And what works? Pretty much everything in the bonkers yet clever-as-hell affair that is Oh, Mary!, a farcical concoction you might think of as an inspired blend of a Charles Busch spoofy melodrama and a dip of the ladle into the world of Trey Parker and Matt Stone (rowdier than The Book of Mormon though; more like their film "South Park: Bigger, Longer & Uncut"). Serve with an unexpected dollop of female empowerment, and you're in for quite a party.

Your hostess is an off-kilter, alcoholic, foul-tempered and equally foul-mouthed 19th century politician's wife. You might have heard of her: Mary Todd Lincoln, married to the guy with the beard and top hat (Conrad Ricamora). Mary is the role that Escola has made their own, and one that they (Escola's preferred pronoun) embrace within the broadest extremes of slapstick while managing to incorporate a surprising touch of vulnerability.

I say "surprising," because Mary does not present as a sympathetic character. She truly is a piece of work, mean-spirited and completely self-absorbed (what Civil War, and why should she even care?). She is an equal-opportunity offender, turning viciously on the closest she has to friends, like her companion/chaperone (Bianca Leigh) and the handsome guy (James Scully) whom her husband has enlisted to keep her occupied with acting lessons.

The one thing that allows us to feel some degree of sympathy for Mary is the fact that her husband is often nastier than she, with Ricamora, under the frenetic-paced direction of Sam Pinkleton, doubling down on his domineering portrayal of Abe as the two go at it like a crazed Punch and Judy.

More than anything, Mary is bored beyond endurance at being holed up in the White House and longs to pursue her dream of being a cabaret performer, an idea that is cruelly ridiculed and quashed by her controlling husband, who devises the acting lessons to keep her out of the way. Meanwhile, Abe revels in his own fantasies with a mix of gleeful self-indulgence and a sense of closeted shame as he pursues his sexual satisfaction with a male aide (Tony Macht), so that the Lincoln White House suggests a variation on the Clinton/Lewinsky scandal. (Ricamora also throws a bit of Richard Nixon into his portrayal, making him even more of the villain vis-à-vis Mary.)

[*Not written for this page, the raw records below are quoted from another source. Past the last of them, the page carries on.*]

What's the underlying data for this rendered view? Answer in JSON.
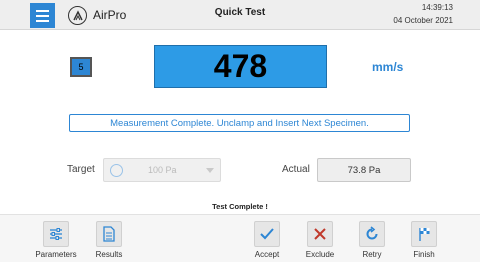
{
  "header": {
    "brand": "AirPro",
    "title": "Quick Test",
    "time": "14:39:13",
    "date": "04 October 2021"
  },
  "main": {
    "index": "5",
    "value": "478",
    "unit": "mm/s",
    "message": "Measurement Complete. Unclamp and Insert Next Specimen.",
    "target_label": "Target",
    "target_value": "100 Pa",
    "actual_label": "Actual",
    "actual_value": "73.8 Pa"
  },
  "status": "Test Complete !",
  "toolbar": {
    "parameters": "Parameters",
    "results": "Results",
    "accept": "Accept",
    "exclude": "Exclude",
    "retry": "Retry",
    "finish": "Finish"
  },
  "colors": {
    "accent": "#2d86d4",
    "value_box": "#2d9be6",
    "accept": "#2d86d4",
    "exclude": "#c0392b"
  },
  "icons": [
    "menu-icon",
    "airpro-logo-icon",
    "target-gauge-icon",
    "sliders-icon",
    "document-icon",
    "check-icon",
    "x-icon",
    "retry-icon",
    "flag-icon"
  ]
}
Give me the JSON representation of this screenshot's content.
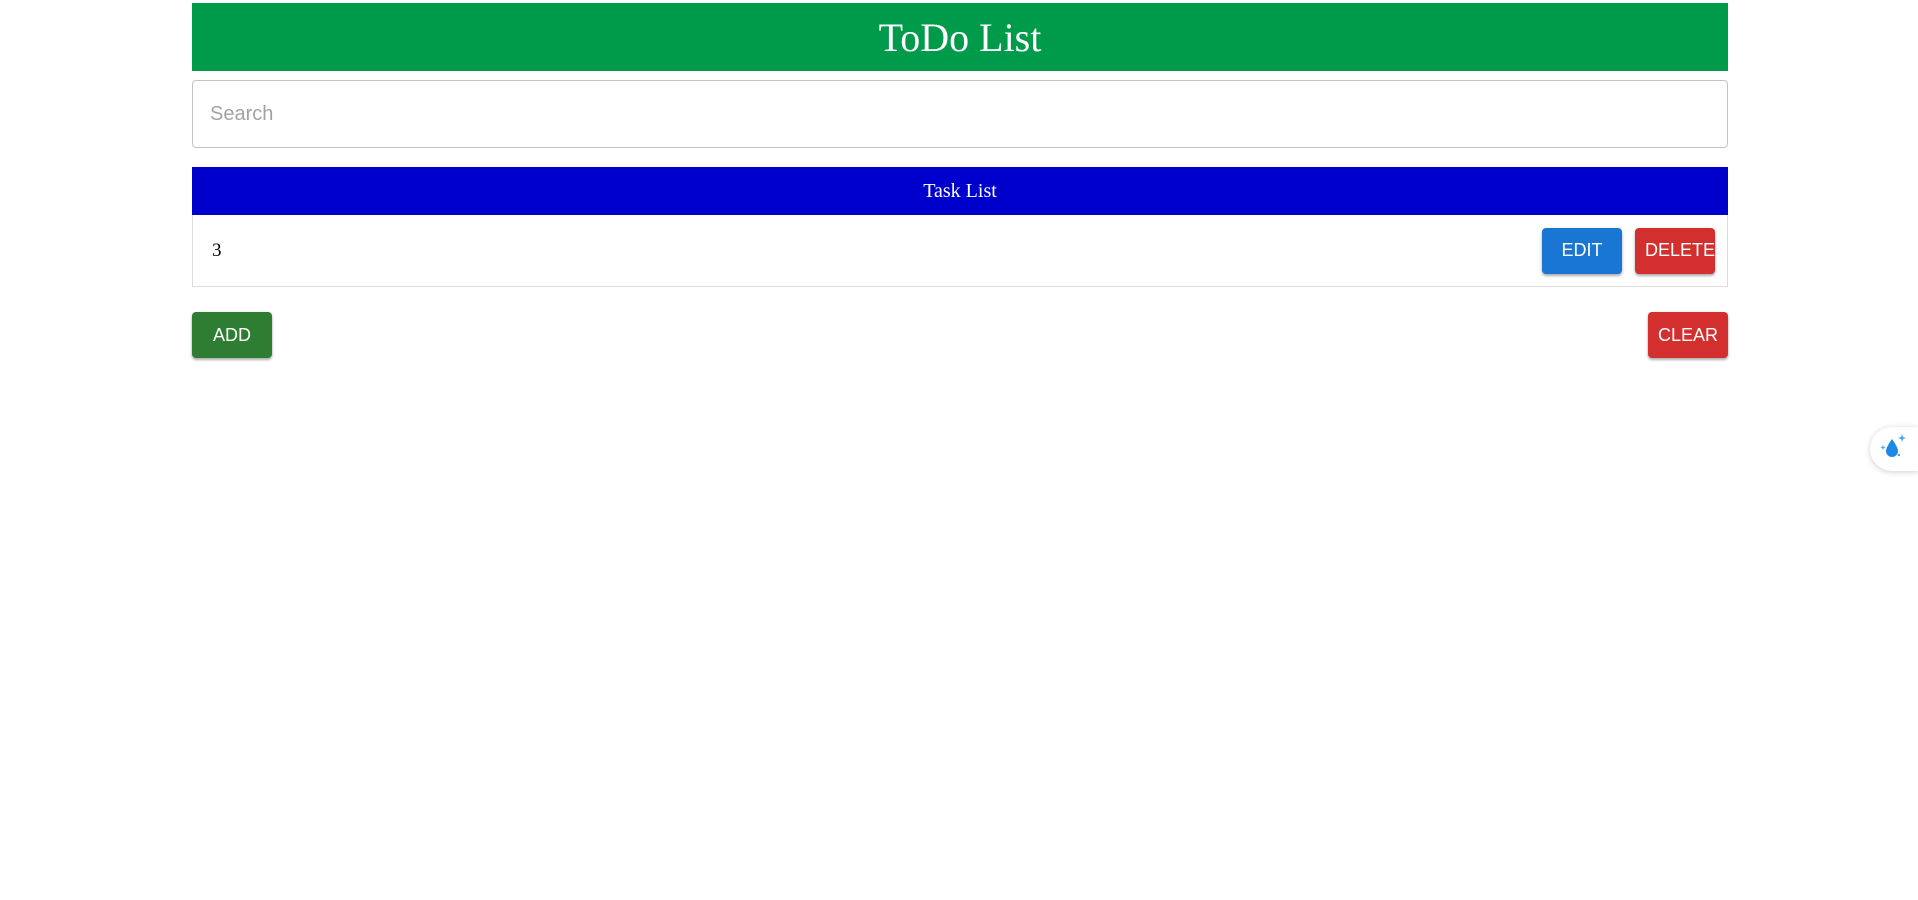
{
  "header": {
    "title": "ToDo List"
  },
  "search": {
    "placeholder": "Search",
    "value": ""
  },
  "task_list": {
    "heading": "Task List",
    "items": [
      {
        "text": "3",
        "edit_label": "EDIT",
        "delete_label": "DELETE"
      }
    ]
  },
  "actions": {
    "add_label": "ADD",
    "clear_label": "CLEAR"
  },
  "colors": {
    "header_bg": "#009a4b",
    "task_header_bg": "#0000cc",
    "edit": "#1976d2",
    "delete": "#d32f2f",
    "add": "#2e7d32",
    "clear": "#d32f2f"
  },
  "floating_widget": {
    "icon": "sparkle-droplet-icon"
  }
}
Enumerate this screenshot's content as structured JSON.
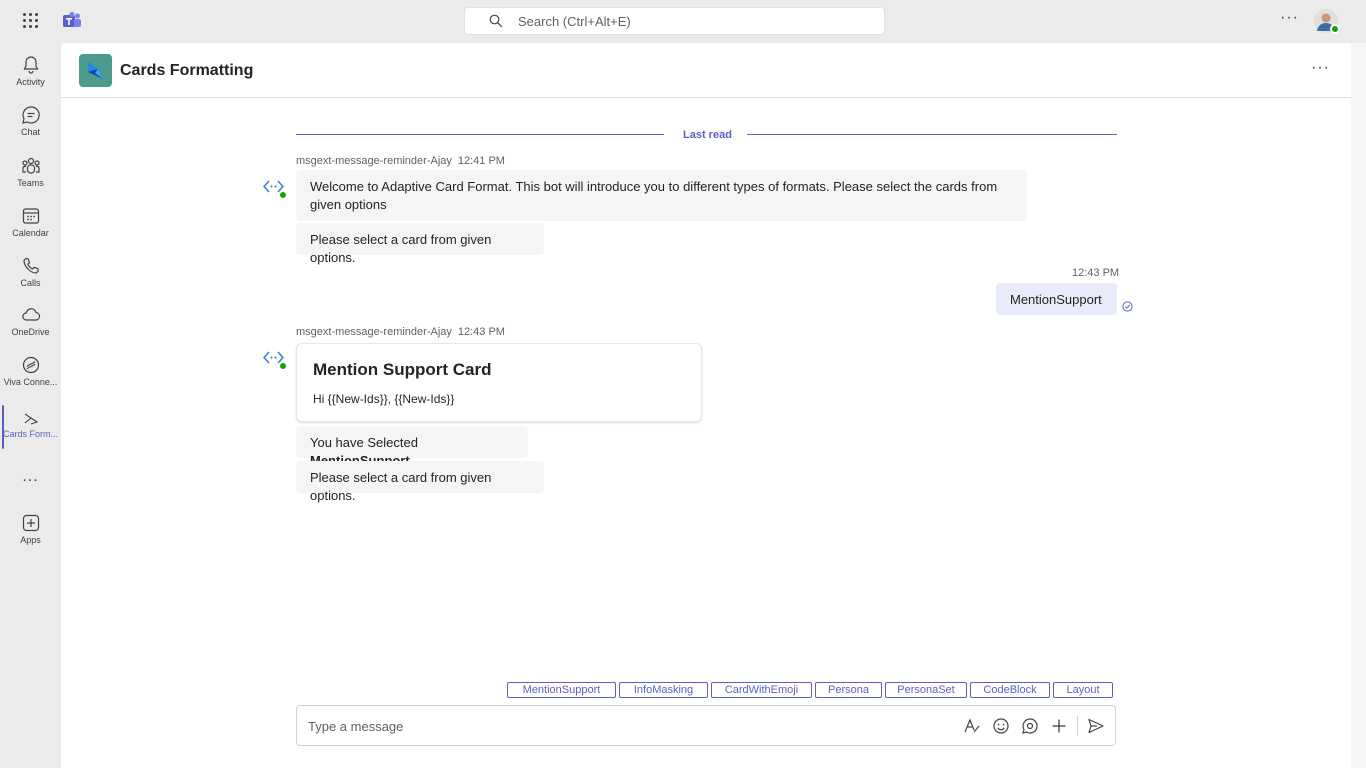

Things start to change for Mary when she allows herself to believe her acting coach actually cares for her, and that she may yet escape the prison of her restrictive life. How this all plays out gives Oh, Mary! a number of smartly crafted and rewarding twists and turns as things move toward its most satisfying resolution.

Beyond the wild and crazy ride that is the play's content, along with the perfect comic timing of its polished performances, the production is blessed with excellent design elements, from the deliberately unfussy sets by the collective known as dots, to the flouncy take on period costumes by Holly Pierson, to the wonderful selection and use of music before, during, and at the end of the evening. Who knows how long this party will last, but by sticking steadfastly to its downtown vibe, Oh, Mary! has the makings of a genuine Broadway crowd-pleaser.